In the entries below, find every line with the string "dates" and copy it.

##### RECORD EXCERPTS #####

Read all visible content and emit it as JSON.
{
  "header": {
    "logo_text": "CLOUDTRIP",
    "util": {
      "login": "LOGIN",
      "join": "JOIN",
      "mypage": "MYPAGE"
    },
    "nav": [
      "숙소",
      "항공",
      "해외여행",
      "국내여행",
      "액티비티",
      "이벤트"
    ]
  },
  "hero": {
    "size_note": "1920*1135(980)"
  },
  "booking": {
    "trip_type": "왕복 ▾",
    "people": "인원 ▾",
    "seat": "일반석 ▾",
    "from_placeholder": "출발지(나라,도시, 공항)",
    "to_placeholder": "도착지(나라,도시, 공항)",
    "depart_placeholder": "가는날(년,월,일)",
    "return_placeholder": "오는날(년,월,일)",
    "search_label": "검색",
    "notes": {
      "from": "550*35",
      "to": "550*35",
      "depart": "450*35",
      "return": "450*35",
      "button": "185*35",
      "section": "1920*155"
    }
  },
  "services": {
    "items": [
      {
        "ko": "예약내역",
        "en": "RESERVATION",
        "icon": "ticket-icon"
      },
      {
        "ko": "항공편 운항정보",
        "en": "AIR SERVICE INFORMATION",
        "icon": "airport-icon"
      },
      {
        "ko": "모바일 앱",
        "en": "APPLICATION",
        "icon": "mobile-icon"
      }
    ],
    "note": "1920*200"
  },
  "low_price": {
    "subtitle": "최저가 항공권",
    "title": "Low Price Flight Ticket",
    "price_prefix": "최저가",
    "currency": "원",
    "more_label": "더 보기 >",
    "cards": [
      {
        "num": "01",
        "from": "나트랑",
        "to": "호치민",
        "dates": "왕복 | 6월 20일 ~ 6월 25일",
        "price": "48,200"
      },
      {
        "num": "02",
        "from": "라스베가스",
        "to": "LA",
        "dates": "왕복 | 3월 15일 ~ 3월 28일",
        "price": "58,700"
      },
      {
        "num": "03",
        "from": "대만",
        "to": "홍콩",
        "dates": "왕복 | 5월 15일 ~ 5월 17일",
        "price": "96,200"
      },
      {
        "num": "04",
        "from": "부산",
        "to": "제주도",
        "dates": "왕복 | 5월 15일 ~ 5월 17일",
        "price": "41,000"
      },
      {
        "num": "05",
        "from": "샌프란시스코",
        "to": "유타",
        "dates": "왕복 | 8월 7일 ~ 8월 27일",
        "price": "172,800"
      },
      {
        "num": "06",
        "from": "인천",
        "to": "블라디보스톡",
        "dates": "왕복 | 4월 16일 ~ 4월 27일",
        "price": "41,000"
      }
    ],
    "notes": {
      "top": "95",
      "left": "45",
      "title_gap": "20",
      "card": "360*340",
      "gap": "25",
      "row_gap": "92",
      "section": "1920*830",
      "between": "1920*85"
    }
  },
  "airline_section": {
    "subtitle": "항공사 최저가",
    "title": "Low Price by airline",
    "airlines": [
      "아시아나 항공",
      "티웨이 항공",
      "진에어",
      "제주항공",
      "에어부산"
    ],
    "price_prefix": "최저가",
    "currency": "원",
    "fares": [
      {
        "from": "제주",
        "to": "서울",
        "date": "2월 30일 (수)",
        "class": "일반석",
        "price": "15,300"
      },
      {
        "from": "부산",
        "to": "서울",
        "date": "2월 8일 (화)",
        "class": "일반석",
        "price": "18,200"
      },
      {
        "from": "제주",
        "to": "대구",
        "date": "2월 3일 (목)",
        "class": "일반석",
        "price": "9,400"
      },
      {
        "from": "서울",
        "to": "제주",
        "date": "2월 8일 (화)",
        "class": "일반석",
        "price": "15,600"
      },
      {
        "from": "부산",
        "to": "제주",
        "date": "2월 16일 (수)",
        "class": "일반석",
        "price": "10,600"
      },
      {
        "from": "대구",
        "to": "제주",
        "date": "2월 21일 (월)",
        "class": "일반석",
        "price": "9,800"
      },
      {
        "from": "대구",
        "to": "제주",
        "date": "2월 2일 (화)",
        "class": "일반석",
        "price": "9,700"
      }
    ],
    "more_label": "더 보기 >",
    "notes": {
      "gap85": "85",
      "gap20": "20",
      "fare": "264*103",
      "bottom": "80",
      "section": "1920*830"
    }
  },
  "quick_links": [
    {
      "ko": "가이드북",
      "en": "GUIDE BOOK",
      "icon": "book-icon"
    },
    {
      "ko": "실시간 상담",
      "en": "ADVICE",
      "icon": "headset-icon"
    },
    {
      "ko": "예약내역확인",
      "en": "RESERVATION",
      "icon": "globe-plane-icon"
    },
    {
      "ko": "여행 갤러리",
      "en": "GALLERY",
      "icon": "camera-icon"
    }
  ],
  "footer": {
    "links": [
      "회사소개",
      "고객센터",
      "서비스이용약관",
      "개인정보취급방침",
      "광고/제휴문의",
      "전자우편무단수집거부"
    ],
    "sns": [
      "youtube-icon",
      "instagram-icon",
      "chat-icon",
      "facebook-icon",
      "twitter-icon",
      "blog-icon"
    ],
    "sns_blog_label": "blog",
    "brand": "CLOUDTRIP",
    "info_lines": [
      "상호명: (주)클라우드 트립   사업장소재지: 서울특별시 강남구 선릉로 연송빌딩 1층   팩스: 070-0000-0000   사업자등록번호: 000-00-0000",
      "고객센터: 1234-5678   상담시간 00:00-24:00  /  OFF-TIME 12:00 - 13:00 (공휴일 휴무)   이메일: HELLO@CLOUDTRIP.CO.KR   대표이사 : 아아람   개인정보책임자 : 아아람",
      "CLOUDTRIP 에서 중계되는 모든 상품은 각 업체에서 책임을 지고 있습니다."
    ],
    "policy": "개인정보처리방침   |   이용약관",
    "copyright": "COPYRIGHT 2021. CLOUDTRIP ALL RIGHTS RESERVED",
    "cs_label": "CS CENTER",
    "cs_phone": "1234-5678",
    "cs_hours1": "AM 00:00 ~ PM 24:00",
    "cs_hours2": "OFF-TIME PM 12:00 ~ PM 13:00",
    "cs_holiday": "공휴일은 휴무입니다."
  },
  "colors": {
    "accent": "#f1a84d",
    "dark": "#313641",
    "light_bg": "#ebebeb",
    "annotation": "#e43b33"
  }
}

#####

RESPONSE |
        "dates": "왕복 | 6월 20일 ~ 6월 25일",
        "dates": "왕복 | 3월 15일 ~ 3월 28일",
        "dates": "왕복 | 5월 15일 ~ 5월 17일",
        "dates": "왕복 | 5월 15일 ~ 5월 17일",
        "dates": "왕복 | 8월 7일 ~ 8월 27일",
        "dates": "왕복 | 4월 16일 ~ 4월 27일",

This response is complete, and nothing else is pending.